TLDR – Eliot (and poetry in general) and modern music – discuss
I like the idea of T.S. Eliot. But I don’t like his poems much. They don’t ‘make sense’. I start off reading a phrase, a line with intent to draw meaning out, but frankly it’s a struggle. Thrown at school into Ash Wednesday, (what feels like the deep end of the pool of Eliot’s poetry), was almost enough to put me off completely. I mean:
Because I do not hope to turn again
Because I do not hope
Because I do not hope to turn
Desiring this man’s gift and that man’s scope
I no longer strive to strive towards such things
(Why should the agèd eagle stretch its wings?)
Why should I mourn
The vanished power of the usual reign?
A quote from Wikipedia “In the first section, Eliot introduces the idea of renunciation with a quote from Cavalcanti, in which the poet expresses his devotion to his lady as death approaches. Dante Gabriel Rossetti translated it under the title Ballata, Written in Exile at Sarzana, and rendered the first line as “Because I do not hope to return”
What the fuck?
What better way to signal – this poem is not for you? This is for the well-read elite to absorb and enjoy the plentiful allusions as a whisky connoisseur appreciates the scent, the nose, the flavour, the taste and the afterglow of a decades-old dram.
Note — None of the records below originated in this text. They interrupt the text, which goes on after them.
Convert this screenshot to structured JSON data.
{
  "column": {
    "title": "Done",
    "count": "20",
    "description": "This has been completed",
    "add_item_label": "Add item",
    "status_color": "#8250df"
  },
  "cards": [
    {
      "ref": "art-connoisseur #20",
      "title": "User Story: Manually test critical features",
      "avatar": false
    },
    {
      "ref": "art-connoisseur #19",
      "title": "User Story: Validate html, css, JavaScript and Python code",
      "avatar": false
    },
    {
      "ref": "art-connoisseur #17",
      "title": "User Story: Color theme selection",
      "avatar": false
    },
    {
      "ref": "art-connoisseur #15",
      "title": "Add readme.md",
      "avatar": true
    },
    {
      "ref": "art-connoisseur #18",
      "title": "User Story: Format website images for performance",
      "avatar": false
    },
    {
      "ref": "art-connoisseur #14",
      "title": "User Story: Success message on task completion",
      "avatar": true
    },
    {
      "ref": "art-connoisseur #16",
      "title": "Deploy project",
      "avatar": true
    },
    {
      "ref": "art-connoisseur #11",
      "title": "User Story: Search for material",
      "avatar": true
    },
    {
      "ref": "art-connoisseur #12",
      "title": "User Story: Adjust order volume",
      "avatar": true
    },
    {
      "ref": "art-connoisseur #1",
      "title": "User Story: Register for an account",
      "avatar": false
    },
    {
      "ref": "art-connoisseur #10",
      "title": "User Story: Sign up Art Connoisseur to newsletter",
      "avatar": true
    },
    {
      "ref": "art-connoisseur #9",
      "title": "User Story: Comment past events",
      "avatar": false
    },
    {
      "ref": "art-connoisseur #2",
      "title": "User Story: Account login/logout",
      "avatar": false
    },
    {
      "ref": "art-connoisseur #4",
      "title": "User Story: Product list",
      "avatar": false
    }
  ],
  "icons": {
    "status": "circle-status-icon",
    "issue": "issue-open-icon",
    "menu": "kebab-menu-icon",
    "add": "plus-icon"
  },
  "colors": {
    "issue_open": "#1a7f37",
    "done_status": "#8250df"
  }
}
So, why do I like the idea of T.S. Eliot? Because I’m an old goth, and Andrew Eldritch used to throw quotes from Eliot into his song lyrics (Marian, Valentine, Amphetamine Logic, Floorshow) – I can show his workings in the comments, if you are interested. It’s kind of like a form of sampling – analogue html links to sources, to ideas, to a palette of meaning that acts as backdrop to glitterbeat Suicide motoric rock’n’roll clichés.
Is that’s what old backward Toilets was doing? He littered his poems with Latin and Greek quotes – there must have been a point to that. Apparently, he also quoted operas and folk songs, and all sorts of cultural references and shit that would have made those in the know nod sagely and say “I see what you are doing there, Tommy”. What larks! for the cognoscenti, like a secret society of Eco Foucaultists drawing unintended meanings from the juxtaposition of judderingly different poetic scenes?
I think Tee-Ess had better first lines than Ash Wednesday:
* April is the cruellest month, breeding lilacs out of the dead land, mixing memory and desire, stirring dull roots with spring rain.
* Let us go then, you and I, when the evening is spread out against the sky like a patient etherized upon a table;
* Time present and time past are both perhaps present in time future, and time future contained in time past. If all time is eternally present, all time is unredeemable.
Now that’s more the sort of Ramones kick off into a 2 minute epic I want. Punchy image or concept to reflect on before being hit by chats about Renaissance painters, birds going round lotus pools in a garden, or coffee in the Hofgarten. Tessie, you are taking the piss, but in a fun, fuck-you way.
So, the title. Did you know Mistah Eliot was the first person to put the word “bullshit” into recorded written form? Here’s his delightful piece of misogyny.
Lots of scrawl – what’s my call? I suppose I’m ATM for wiser words than mine on Eliot and rock’n’roll, and more generally on poetry and modern culture. The linked article gives a few breadcrumbs to other musicians who rode on Eliot’s coattails beyond the Sisters.
What’s your take on Eliot? Although it might whimper out with a couple of comments and a YT clip, I’m hoping for more bang for this ageing buck – and please, no Lloyd Weber…